I've got the first third of the New Novel nailed down to the support beams pretty well, I think. Starting to show it to a few eyes whose skills I trust. I figure I'd leak a taste of it out here on the blog as well.
It's got eight narrators (this isn't mere narrative trickery, but a device with a point: these voices are all disconnected from each other), but only three primary ones. Cassie is one of them. This is the first couple of pages of the third chapter, the first time we get a glimpse of her.
We like Cassie.
The title of this chapter is not, incidentally, the title of the book. It's from Hamlet. I think you're allowed to steal from Shakespeare.
Incapable of Her Own Distress
She waits to take her pills until after she has sent Henry to school. Small gray teeth of anxiety begin to bite at her brainstem, but she waits. She needs to be on track, making sure he has his mittens, his hat; she needs to double-check that his coat is zipped, his pants legs are tucked inside his boots. It gets cold during these Minnesota winters. She needs to make sure he has his backpack, his homework, his lunch money.
After he is safely inside the school building and she is back at home she goes straight to the bathroom and washes down the two pale yellow pills, needle teeth already insistent at the back of her head, a hard rain of teeth. She sits and watches a little television, waiting for the fog to descend. It generally takes about twenty minutes, and she watches the shifting maps and swirling graphics of the Weather Channel until she feels the world go soft at the periphery, like worn flannel.
She washes the breakfast dishes next, every day. She has a tendency to get lost in the reflections of light in the soap bubbles, the pattern of dried cereal on the edge of a bowl. It is not unpleasant. If Henry were here she would feel thin fingers of panic in her belly--keep it together, don’t let him see, be here for him, be here for him now--but as long as it is just her, just washing dishes, she lets it slide, falls into the sensation a little, tries to enjoy it.
She floats through the house, making the two beds, putting away toys, placing pillows back on the couch. Her movements are slow and fluid, as if she is moving through air gone thick, and in a sense it has. She feels suspended in solution, like an apple bit in Jello. I am Ophelia, she thinks to herself, a reference from a smattering of community college literature courses she took a lifetime ago. Poor, mad Ophelia.
She is Ophelia, dusting the screen of the television.
She is Ophelia, putting the dishes up to dry.
She is incapable of her own distress.
The fog has cleared somewhat by three o’clock, when it is time to pick up Henry. Cleared but not wholly gone, and so she hangs back from the other parents, fearful of their prodding glances, of her own inability to make conversation. She stands in the grass behind the playground, partially hidden behind the idling swingset, the hard, cold metal of the monkey bars. She told the man from the birthday party she is ashamed of her car, her dress, Henry’s clothes, and while there is some truth in that, it is not the whole truth.
He is a nice man.
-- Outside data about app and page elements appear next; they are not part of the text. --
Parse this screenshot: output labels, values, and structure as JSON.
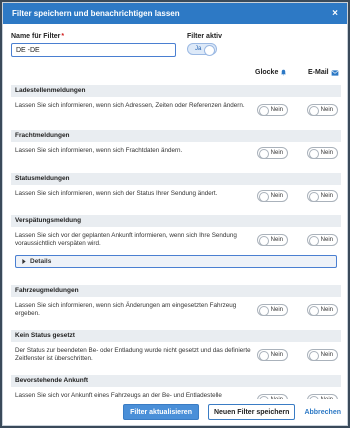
{
  "dialog": {
    "title": "Filter speichern und benachrichtigen lassen",
    "close": "×"
  },
  "form": {
    "filter_label": "Name für Filter",
    "required_mark": "*",
    "filter_value": "DE -DE",
    "active_label": "Filter aktiv",
    "active_toggle": "Ja"
  },
  "columns": {
    "bell": "Glocke",
    "email": "E-Mail"
  },
  "toggle_off": "Nein",
  "sections": [
    {
      "title": "Ladestellenmeldungen",
      "desc": "Lassen Sie sich informieren, wenn sich Adressen, Zeiten oder Referenzen ändern."
    },
    {
      "title": "Frachtmeldungen",
      "desc": "Lassen Sie sich informieren, wenn sich Frachtdaten ändern."
    },
    {
      "title": "Statusmeldungen",
      "desc": "Lassen Sie sich informieren, wenn sich der Status Ihrer Sendung ändert."
    },
    {
      "title": "Verspätungsmeldung",
      "desc": "Lassen Sie sich vor der geplanten Ankunft informieren, wenn sich Ihre Sendung voraussichtlich verspäten wird.",
      "details": "Details"
    },
    {
      "title": "Fahrzeugmeldungen",
      "desc": "Lassen Sie sich informieren, wenn sich Änderungen am eingesetzten Fahrzeug ergeben."
    },
    {
      "title": "Kein Status gesetzt",
      "desc": "Der Status zur beendeten Be- oder Entladung wurde nicht gesetzt und das definierte Zeitfenster ist überschritten."
    },
    {
      "title": "Bevorstehende Ankunft",
      "desc": "Lassen Sie sich vor Ankunft eines Fahrzeugs an der Be- und Entladestelle"
    }
  ],
  "footer": {
    "update": "Filter aktualisieren",
    "new": "Neuen Filter speichern",
    "cancel": "Abbrechen"
  },
  "colors": {
    "header": "#2d79c5",
    "section": "#e9edf1",
    "accent": "#4a8fd8"
  }
}
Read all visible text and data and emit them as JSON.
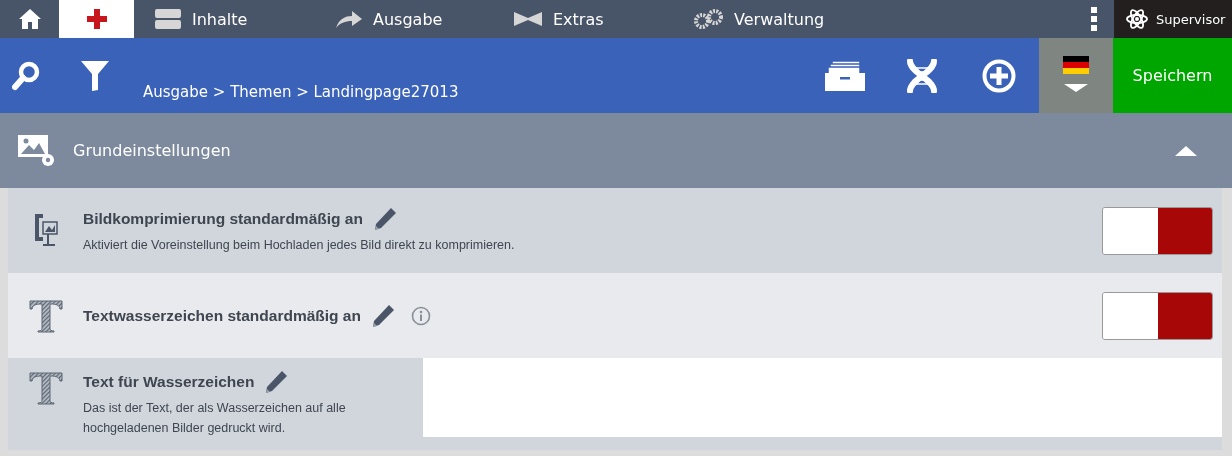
{
  "top_nav": {
    "items": [
      {
        "kind": "home",
        "selected": false
      },
      {
        "kind": "cross",
        "selected": true
      },
      {
        "kind": "content",
        "label": "Inhalte",
        "selected": false
      },
      {
        "kind": "output",
        "label": "Ausgabe",
        "selected": false
      },
      {
        "kind": "extras",
        "label": "Extras",
        "selected": false
      },
      {
        "kind": "admin",
        "label": "Verwaltung",
        "selected": false
      }
    ],
    "user": "Supervisor"
  },
  "toolbar": {
    "breadcrumb": "Ausgabe > Themen > Landingpage27013",
    "save": "Speichern"
  },
  "section": {
    "title": "Grundeinstellungen",
    "expanded": true
  },
  "settings": [
    {
      "kind": "toggle",
      "title": "Bildkomprimierung standardmäßig an",
      "description": "Aktiviert die Voreinstellung beim Hochladen jedes Bild direkt zu komprimieren.",
      "info": false,
      "on": false
    },
    {
      "kind": "toggle",
      "title": "Textwasserzeichen standardmäßig an",
      "info": true,
      "on": false
    },
    {
      "kind": "textarea",
      "title": "Text für Wasserzeichen",
      "description": "Das ist der Text, der als Wasserzeichen auf alle hochgeladenen Bilder gedruckt wird.",
      "info": false
    }
  ]
}
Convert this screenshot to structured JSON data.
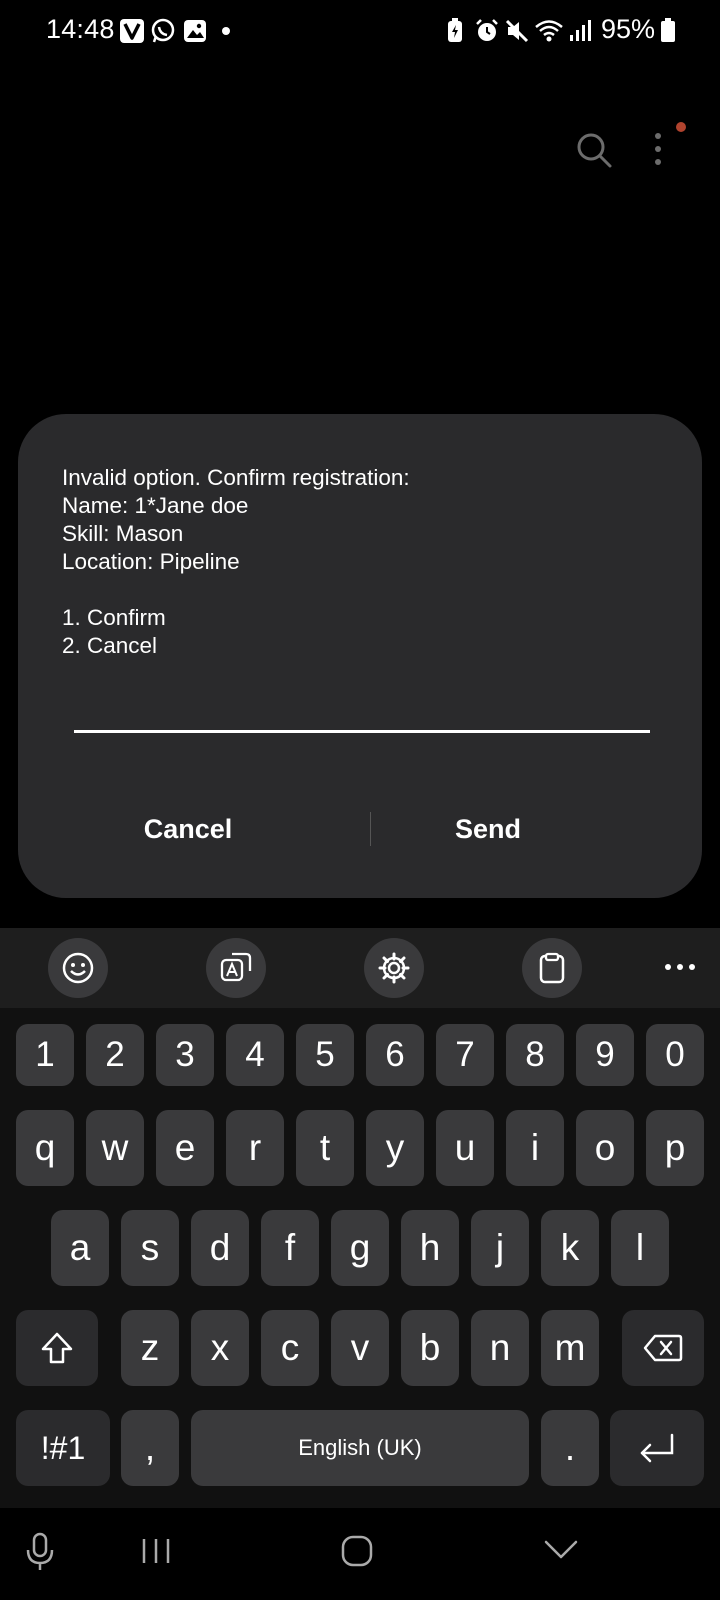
{
  "status_bar": {
    "time": "14:48",
    "battery_percent": "95%",
    "left_icons": [
      "v-app-icon",
      "whatsapp-icon",
      "gallery-icon",
      "dot-indicator"
    ],
    "right_icons": [
      "battery-saver-icon",
      "alarm-icon",
      "mute-icon",
      "wifi-icon",
      "signal-icon",
      "battery-icon"
    ]
  },
  "top_bar": {
    "icons": [
      "search-icon",
      "more-options-icon"
    ],
    "notification_dot_color": "#b0432e"
  },
  "dialog": {
    "message": "Invalid option. Confirm registration:\nName: 1*Jane doe\nSkill: Mason\nLocation: Pipeline\n\n1. Confirm\n2. Cancel",
    "input_value": "",
    "cancel_label": "Cancel",
    "send_label": "Send",
    "background_color": "#2a2a2c"
  },
  "keyboard": {
    "toolbar_icons": [
      "emoji-icon",
      "translate-icon",
      "settings-icon",
      "clipboard-icon",
      "more-icon"
    ],
    "number_row": [
      "1",
      "2",
      "3",
      "4",
      "5",
      "6",
      "7",
      "8",
      "9",
      "0"
    ],
    "row1": [
      "q",
      "w",
      "e",
      "r",
      "t",
      "y",
      "u",
      "i",
      "o",
      "p"
    ],
    "row2": [
      "a",
      "s",
      "d",
      "f",
      "g",
      "h",
      "j",
      "k",
      "l"
    ],
    "row3": [
      "z",
      "x",
      "c",
      "v",
      "b",
      "n",
      "m"
    ],
    "symbols_label": "!#1",
    "comma_label": ",",
    "space_label": "English (UK)",
    "period_label": "."
  },
  "nav_bar": {
    "icons": [
      "microphone-icon",
      "recents-icon",
      "home-icon",
      "hide-keyboard-icon"
    ]
  }
}
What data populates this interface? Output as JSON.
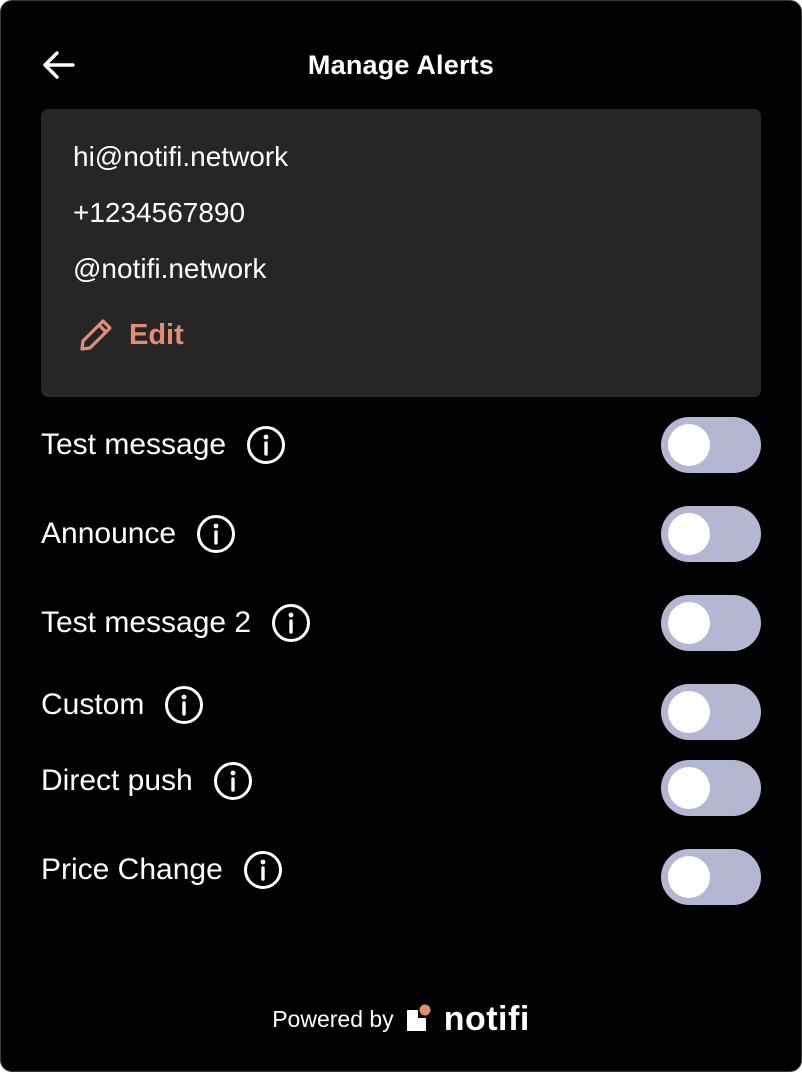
{
  "header": {
    "title": "Manage Alerts",
    "back_icon": "arrow-left-icon"
  },
  "contacts": {
    "email": "hi@notifi.network",
    "phone": "+1234567890",
    "telegram": "@notifi.network",
    "edit_label": "Edit",
    "edit_icon": "pencil-icon"
  },
  "alerts": [
    {
      "label": "Test message",
      "enabled": false
    },
    {
      "label": "Announce",
      "enabled": false
    },
    {
      "label": "Test message 2",
      "enabled": false
    },
    {
      "label": "Custom",
      "enabled": false
    },
    {
      "label": "Direct push",
      "enabled": false
    },
    {
      "label": "Price Change",
      "enabled": false
    }
  ],
  "footer": {
    "powered_by": "Powered by",
    "brand": "notifi"
  },
  "colors": {
    "background": "#000000",
    "card": "#262626",
    "accent": "#e38d76",
    "toggle_track": "#b4b6d2",
    "toggle_knob": "#ffffff",
    "text": "#ffffff"
  }
}
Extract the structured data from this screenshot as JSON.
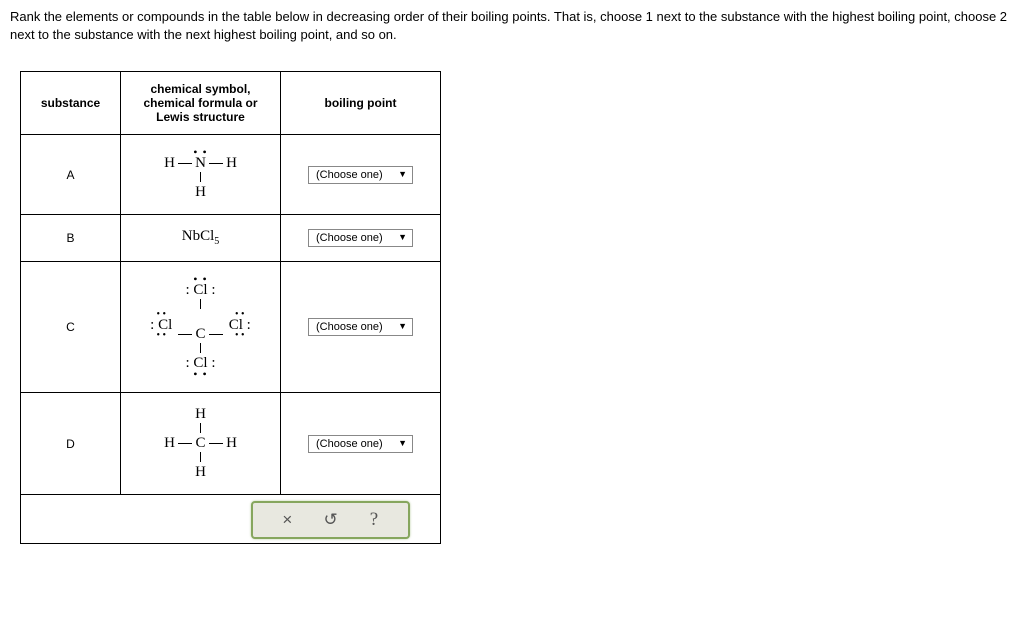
{
  "instructions": "Rank the elements or compounds in the table below in decreasing order of their boiling points. That is, choose 1 next to the substance with the highest boiling point, choose 2 next to the substance with the next highest boiling point, and so on.",
  "headers": {
    "substance": "substance",
    "formula": "chemical symbol, chemical formula or Lewis structure",
    "bp": "boiling point"
  },
  "rows": {
    "a": {
      "label": "A",
      "formula_desc": "NH3 (ammonia) Lewis structure: H—N—H with lone pair on N and one H below",
      "dd": "(Choose one)"
    },
    "b": {
      "label": "B",
      "formula_text": "NbCl",
      "formula_sub": "5",
      "dd": "(Choose one)"
    },
    "c": {
      "label": "C",
      "formula_desc": "CCl4 Lewis structure: central C bonded to four Cl each with three lone pairs",
      "dd": "(Choose one)"
    },
    "d": {
      "label": "D",
      "formula_desc": "CH4 (methane) Lewis structure: central C bonded to four H",
      "dd": "(Choose one)"
    }
  },
  "toolbar": {
    "close": "×",
    "reset": "↺",
    "help": "?"
  }
}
He has nice eyes. Everyday brown, everyday black pupil, but what she notices and remembers is the darker brown at the edges of the iris, circling the pupil, as if there is another color there entirely, eclipsed by the everyday brown, waiting for discovery.
She is thinking about his eyes as she takes Henry to the car and then home, the day they talk together at the playground. He does seem like a nice man. She is surprised at her ability to converse with him so easily. She is so shy, so much of the time, and he has a disarming ability to pull her out of her own head. But then Henry is by her side, the world shifts to him as it must, as it demands, and the man fades in her memory, swimming far out to the recesses of her waking mind. There are more important things to attend to.
Lately Henry has been biting himself. He bit her once, and she yelled at him, and did not feel guilty for yelling, but she is concerned at the result. He’s biting himself instead. He never does it in front of her, but in his room, hidden away, and she only knows of it because of the tell-tale moon-shaped bite marks that are left, in pairs on his arm like parentheses. She asks him about it. He always denies it.
So. She makes a point of staying with him, from the moment they get home from school to the moment they go to bed. Not that it’s difficult to do. Even before the biting began they spent nearly all their time together. She doesn’t know anyone in the neighborhood. It’s mostly retirees, in a tract of modular houses one step up from trailer homes. Her neighbors have no kids for Henry to play with, and she feels no need to get to know them. Their kindly smiles as they see her walking down the street with him suffice for her. She is a single mother, she has a young boy, she is a saint in their eyes, and if they have darker opinions about her raising a child out of wedlock they keep those opinions behind the solid front doors of their homes. They come by a few times a year, with Easter baskets of gooey chocolates, plastic balls and bats at his birthday, puzzles and blocks at Christmas. They offer handfuls of candy at Halloween, a place at the table at Thanksgiving. But other than holidays, other than the public smiles displayed to her from across the street, they are not a part of her daily life.
Henry is her world. She is Henry’s world.
They are complete.
Still, the man at the birthday party was nice.
Nice eyes, she thinks.